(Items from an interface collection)
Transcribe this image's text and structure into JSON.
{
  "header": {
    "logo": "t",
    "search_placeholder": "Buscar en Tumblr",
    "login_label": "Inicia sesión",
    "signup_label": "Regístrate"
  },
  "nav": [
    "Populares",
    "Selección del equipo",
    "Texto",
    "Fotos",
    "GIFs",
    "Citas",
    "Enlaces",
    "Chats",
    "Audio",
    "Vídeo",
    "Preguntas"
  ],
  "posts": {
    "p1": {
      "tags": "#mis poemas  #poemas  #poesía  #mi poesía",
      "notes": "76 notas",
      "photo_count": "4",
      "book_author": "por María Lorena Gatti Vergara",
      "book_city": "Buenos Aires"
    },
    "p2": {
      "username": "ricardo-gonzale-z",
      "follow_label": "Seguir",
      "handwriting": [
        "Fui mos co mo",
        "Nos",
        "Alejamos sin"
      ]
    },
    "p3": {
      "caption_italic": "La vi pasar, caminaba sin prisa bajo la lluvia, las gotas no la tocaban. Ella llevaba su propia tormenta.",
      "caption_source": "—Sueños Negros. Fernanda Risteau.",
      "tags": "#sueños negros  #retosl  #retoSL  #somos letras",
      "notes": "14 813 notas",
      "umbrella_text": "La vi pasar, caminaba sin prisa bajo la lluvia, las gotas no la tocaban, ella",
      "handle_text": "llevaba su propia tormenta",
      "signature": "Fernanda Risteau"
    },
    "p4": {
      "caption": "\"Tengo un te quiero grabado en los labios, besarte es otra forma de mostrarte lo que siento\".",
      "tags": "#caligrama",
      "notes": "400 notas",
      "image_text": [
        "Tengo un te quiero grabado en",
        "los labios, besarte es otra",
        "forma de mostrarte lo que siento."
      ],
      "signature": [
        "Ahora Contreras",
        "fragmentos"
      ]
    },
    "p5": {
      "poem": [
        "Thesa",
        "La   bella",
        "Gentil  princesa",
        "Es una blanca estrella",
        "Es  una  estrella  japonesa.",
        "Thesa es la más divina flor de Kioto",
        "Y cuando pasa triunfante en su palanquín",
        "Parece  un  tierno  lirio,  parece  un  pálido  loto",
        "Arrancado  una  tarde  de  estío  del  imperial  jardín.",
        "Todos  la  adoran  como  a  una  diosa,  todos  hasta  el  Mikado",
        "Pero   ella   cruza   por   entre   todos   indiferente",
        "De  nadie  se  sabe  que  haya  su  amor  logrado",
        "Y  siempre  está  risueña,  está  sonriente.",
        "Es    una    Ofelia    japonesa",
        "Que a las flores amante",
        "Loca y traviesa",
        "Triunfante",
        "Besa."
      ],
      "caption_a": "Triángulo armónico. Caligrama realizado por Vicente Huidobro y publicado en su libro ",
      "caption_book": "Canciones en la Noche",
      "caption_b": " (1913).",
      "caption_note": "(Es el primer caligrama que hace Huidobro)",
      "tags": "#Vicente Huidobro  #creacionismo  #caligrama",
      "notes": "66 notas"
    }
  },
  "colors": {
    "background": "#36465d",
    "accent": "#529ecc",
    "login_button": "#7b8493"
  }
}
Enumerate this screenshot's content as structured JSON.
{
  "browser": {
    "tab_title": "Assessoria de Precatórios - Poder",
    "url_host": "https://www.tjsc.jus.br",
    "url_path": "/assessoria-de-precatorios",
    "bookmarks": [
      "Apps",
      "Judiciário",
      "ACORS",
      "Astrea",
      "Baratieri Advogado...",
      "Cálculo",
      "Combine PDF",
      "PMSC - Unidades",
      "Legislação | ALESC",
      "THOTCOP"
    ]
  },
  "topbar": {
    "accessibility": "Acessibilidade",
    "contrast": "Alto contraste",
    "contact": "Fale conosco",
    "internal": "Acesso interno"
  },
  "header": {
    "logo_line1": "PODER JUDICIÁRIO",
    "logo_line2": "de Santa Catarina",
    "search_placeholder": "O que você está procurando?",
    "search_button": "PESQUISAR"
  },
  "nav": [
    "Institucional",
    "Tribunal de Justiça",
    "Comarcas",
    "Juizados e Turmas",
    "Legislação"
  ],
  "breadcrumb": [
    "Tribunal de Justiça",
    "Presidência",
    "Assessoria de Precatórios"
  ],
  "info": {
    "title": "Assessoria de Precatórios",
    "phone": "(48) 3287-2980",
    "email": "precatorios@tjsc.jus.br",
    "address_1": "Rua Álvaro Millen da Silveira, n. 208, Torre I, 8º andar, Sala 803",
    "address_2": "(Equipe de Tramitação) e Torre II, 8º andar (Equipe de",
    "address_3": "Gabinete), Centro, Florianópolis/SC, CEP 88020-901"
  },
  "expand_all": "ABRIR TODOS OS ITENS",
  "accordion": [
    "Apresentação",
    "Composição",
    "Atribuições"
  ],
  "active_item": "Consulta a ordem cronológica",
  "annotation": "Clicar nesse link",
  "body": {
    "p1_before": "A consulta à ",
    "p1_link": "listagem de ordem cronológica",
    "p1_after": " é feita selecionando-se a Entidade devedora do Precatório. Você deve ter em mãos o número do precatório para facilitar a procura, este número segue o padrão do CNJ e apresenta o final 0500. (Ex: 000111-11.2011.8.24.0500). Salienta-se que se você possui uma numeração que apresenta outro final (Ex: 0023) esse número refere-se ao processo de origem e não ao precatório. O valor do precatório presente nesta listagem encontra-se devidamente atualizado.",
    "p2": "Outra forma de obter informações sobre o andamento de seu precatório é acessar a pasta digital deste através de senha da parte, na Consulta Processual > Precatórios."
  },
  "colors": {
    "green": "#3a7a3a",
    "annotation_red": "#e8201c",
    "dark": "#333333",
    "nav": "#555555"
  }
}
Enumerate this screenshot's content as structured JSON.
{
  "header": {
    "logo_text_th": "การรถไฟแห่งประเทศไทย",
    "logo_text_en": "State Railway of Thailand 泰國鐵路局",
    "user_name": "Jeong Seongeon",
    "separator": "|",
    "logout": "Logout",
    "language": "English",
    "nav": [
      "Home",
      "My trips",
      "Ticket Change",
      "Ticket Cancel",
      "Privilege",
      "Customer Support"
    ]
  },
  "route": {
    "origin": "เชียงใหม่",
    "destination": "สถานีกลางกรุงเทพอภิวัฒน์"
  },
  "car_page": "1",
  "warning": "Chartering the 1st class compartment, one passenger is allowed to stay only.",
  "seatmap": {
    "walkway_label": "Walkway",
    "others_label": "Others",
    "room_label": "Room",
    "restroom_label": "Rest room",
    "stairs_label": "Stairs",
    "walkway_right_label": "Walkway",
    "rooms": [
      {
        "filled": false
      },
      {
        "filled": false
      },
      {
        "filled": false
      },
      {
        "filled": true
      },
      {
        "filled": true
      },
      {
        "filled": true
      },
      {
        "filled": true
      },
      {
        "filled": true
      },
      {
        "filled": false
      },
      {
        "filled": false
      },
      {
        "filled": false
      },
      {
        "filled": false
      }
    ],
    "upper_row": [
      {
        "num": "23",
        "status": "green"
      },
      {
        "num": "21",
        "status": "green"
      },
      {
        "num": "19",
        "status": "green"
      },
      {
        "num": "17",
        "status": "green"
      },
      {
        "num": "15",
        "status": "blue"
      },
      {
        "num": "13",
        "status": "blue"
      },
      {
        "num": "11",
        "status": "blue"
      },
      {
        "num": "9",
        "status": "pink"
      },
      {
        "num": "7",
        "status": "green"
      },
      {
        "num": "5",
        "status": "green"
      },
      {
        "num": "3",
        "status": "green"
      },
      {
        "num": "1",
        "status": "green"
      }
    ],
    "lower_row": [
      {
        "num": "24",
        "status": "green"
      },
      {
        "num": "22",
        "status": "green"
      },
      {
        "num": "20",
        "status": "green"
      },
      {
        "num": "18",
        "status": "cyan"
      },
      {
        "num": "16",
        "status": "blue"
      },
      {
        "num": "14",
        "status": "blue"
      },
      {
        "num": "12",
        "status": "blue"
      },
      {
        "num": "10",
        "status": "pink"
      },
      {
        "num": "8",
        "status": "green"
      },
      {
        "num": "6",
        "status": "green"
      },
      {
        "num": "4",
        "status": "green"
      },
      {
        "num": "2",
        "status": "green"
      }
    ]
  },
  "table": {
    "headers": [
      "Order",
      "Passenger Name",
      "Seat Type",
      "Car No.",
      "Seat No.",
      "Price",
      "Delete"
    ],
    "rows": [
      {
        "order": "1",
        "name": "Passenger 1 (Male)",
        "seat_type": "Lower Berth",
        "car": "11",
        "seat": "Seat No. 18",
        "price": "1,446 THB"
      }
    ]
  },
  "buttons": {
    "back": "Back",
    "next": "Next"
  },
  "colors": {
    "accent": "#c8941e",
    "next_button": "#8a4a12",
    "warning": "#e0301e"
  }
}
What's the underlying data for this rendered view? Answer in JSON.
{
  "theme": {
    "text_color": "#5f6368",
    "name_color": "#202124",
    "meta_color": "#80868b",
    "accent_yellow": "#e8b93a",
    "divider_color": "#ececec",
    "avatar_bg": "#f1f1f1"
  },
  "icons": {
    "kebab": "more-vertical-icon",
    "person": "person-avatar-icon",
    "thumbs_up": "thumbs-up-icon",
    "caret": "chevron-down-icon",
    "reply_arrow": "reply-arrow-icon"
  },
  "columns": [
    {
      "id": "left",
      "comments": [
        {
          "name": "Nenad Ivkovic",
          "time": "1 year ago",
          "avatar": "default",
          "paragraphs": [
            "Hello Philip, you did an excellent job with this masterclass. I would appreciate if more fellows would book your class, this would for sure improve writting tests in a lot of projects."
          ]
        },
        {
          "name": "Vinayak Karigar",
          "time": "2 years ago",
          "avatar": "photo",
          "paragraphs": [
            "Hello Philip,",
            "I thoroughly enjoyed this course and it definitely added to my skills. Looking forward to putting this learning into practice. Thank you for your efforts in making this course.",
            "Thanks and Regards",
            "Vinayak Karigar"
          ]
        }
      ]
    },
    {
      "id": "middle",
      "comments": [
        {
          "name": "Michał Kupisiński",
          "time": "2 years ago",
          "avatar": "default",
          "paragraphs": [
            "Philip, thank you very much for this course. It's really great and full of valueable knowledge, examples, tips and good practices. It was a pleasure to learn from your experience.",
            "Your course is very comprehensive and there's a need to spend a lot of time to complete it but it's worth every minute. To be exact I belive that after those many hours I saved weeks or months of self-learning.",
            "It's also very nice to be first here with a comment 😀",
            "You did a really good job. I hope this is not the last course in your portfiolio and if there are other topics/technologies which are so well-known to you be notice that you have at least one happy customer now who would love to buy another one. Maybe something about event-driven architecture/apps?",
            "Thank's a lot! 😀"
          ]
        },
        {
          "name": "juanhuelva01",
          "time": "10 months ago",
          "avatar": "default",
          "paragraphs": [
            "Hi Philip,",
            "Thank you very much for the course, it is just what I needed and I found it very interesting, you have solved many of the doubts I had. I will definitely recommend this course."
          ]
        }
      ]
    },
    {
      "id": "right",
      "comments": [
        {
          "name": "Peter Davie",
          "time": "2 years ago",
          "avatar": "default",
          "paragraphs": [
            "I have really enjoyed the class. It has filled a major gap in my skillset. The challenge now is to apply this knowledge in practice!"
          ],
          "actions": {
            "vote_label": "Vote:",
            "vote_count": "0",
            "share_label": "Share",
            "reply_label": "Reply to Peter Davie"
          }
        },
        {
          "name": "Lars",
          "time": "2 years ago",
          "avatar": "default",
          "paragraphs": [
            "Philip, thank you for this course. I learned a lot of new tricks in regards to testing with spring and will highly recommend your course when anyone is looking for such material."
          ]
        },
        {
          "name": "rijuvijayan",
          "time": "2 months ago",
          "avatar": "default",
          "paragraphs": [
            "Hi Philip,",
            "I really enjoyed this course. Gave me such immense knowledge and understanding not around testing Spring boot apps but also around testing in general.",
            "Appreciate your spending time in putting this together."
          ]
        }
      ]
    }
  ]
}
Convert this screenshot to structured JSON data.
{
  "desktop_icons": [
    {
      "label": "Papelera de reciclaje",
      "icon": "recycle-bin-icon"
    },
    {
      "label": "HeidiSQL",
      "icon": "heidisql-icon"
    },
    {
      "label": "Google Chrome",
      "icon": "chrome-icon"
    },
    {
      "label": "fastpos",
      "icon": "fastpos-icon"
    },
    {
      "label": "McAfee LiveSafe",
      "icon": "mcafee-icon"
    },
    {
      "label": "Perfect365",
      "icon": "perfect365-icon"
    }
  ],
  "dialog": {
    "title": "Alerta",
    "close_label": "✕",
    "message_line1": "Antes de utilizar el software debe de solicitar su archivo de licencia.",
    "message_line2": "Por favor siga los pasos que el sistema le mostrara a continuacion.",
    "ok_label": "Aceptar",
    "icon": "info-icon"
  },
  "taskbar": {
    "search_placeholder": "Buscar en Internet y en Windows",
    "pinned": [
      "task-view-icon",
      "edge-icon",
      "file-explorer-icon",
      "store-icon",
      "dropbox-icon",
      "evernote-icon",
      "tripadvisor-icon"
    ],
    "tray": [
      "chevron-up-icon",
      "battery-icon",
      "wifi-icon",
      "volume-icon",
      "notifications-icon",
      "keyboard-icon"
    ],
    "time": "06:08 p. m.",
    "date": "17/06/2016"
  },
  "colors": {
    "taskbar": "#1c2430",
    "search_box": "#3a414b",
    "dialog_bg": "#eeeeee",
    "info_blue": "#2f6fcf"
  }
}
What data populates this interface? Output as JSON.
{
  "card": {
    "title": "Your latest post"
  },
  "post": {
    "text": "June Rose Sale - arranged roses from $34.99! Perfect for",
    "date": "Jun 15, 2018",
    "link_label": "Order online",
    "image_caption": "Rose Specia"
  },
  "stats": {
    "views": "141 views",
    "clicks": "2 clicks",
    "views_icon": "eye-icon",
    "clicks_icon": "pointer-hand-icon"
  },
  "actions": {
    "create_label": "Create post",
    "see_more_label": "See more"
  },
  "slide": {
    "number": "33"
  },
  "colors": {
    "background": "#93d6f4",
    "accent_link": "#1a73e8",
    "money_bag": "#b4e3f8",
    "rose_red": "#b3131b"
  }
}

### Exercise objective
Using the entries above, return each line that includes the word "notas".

### Solution to this exercise
      "notes": "76 notas",
      "notes": "14 813 notas",
      "notes": "400 notas",
      "notes": "66 notas"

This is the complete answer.